Flood evacuations may be a lot different due to COVID-19
Rain is about the last thing we need right now.
Flooding is already a concern in the Ozarks. Couple that with the coronavirus, and emergency crews could have quite the challenge on their hands. The challenge would be where to put people yet still try to prevent any COVID-19 cases from spreading.
In the past, if people were forced to go to a shelter, it meant large groups in close quarters. But this year, things may be quite a bit different. The rivers are already running high. Flooding is a typical risk each spring in the Ozarks. But this year.

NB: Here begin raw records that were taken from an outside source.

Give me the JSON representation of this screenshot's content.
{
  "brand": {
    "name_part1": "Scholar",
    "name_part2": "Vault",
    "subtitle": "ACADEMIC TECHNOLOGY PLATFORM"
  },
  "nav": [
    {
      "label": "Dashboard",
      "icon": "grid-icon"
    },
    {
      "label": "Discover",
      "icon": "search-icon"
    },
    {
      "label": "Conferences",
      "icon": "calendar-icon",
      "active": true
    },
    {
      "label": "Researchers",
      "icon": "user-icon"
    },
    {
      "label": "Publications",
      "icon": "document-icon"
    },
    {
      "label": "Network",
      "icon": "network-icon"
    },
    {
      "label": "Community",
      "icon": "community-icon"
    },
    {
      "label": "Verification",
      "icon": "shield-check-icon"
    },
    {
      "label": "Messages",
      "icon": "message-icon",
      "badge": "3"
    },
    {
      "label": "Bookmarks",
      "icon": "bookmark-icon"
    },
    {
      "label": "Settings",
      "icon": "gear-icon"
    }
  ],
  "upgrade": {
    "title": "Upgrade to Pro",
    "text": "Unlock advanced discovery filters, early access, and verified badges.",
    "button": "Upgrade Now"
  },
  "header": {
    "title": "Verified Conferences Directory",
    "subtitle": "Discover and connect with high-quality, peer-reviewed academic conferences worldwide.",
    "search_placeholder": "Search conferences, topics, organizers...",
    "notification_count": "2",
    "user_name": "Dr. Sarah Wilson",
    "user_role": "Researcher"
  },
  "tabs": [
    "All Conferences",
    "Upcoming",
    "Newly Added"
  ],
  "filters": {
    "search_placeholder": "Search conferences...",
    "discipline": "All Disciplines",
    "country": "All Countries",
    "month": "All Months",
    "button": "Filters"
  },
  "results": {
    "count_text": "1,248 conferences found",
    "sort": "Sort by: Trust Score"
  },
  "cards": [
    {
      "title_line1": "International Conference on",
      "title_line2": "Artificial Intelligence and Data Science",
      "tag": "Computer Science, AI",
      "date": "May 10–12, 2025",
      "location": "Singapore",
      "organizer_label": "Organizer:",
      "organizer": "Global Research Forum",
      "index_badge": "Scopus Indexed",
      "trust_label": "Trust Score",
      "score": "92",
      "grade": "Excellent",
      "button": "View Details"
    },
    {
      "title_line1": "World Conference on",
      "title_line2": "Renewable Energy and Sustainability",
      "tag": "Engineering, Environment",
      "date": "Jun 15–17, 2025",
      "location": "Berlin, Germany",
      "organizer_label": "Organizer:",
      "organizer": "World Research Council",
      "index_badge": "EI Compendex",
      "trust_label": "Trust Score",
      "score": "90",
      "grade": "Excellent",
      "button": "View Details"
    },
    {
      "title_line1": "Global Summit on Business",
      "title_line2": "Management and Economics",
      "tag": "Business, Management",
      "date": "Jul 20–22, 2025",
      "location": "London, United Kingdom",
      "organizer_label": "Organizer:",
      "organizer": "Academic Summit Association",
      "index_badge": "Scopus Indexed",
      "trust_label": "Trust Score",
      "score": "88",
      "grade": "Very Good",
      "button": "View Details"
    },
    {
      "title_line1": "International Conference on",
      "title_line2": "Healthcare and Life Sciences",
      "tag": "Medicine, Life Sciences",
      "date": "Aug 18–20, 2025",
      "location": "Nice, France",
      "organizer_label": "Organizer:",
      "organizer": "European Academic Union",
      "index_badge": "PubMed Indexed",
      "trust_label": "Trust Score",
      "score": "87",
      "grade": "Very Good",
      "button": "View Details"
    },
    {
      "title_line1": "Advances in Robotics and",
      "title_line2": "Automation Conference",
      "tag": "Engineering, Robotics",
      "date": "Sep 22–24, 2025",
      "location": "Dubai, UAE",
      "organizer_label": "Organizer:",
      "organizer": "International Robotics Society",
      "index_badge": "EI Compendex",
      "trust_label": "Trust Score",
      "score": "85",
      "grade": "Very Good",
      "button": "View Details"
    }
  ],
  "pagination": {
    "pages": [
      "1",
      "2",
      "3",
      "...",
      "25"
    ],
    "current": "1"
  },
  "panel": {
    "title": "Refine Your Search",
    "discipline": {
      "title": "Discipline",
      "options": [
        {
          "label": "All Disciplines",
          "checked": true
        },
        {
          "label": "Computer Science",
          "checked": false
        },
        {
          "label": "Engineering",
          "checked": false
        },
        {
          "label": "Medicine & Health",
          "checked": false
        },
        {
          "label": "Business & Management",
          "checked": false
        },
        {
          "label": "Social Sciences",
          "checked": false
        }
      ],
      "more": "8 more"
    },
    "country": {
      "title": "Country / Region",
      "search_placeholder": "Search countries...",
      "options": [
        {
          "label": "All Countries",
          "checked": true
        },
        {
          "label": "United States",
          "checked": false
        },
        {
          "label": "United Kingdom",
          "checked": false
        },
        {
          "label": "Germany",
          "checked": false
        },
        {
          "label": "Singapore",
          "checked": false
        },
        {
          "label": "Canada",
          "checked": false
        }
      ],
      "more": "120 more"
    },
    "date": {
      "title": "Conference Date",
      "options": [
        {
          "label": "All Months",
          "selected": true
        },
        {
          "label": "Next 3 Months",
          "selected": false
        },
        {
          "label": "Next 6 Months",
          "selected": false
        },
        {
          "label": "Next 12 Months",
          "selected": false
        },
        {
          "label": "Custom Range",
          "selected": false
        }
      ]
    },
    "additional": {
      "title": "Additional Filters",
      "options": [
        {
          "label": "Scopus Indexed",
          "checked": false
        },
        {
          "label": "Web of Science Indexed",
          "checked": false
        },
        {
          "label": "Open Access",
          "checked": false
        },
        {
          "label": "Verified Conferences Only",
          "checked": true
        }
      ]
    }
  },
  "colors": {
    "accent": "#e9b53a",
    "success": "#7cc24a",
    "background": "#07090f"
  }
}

"We're concerned this year that flooding could hamper our ability to address COVID-19 cases and vice versa," said Kristina Dahl, Senior Climate Scientist with the Union of Concerned Scientists. "Someone who is in a group of people that are evacuating to a shelter together could potentially be carrying the virus and transmit it to other people."
Kristina Dahl is worried about the impact of these two significant events, maps show the collision of flooding and a pandemic. The problem is people escaping floodwaters usually have nowhere to go and end up in a shelter.
"Typically they have not been set up to allow for 6 feet of social distancing between people or isolation of people who are sick," said Dahl.
Greene County emergency management is teaming up with the Red Cross to deal with it.
"Social or physical distancing would be that 6 foot rule," siad Amy Russell with Springfield-Greene County Emergency Management. "So in the shelter there may be more space between cots, things of that nature."
Dahl suggests planners look at another possible solution.
"Many hotels right now are empty because people aren't traveling,, said Dahl. "Those sorts of places could be ideal for housing people who are evacuating because people would have individual rooms, individual bathrooms to use, and much less communal space."
Russell thinks we might need more shelters to space people out.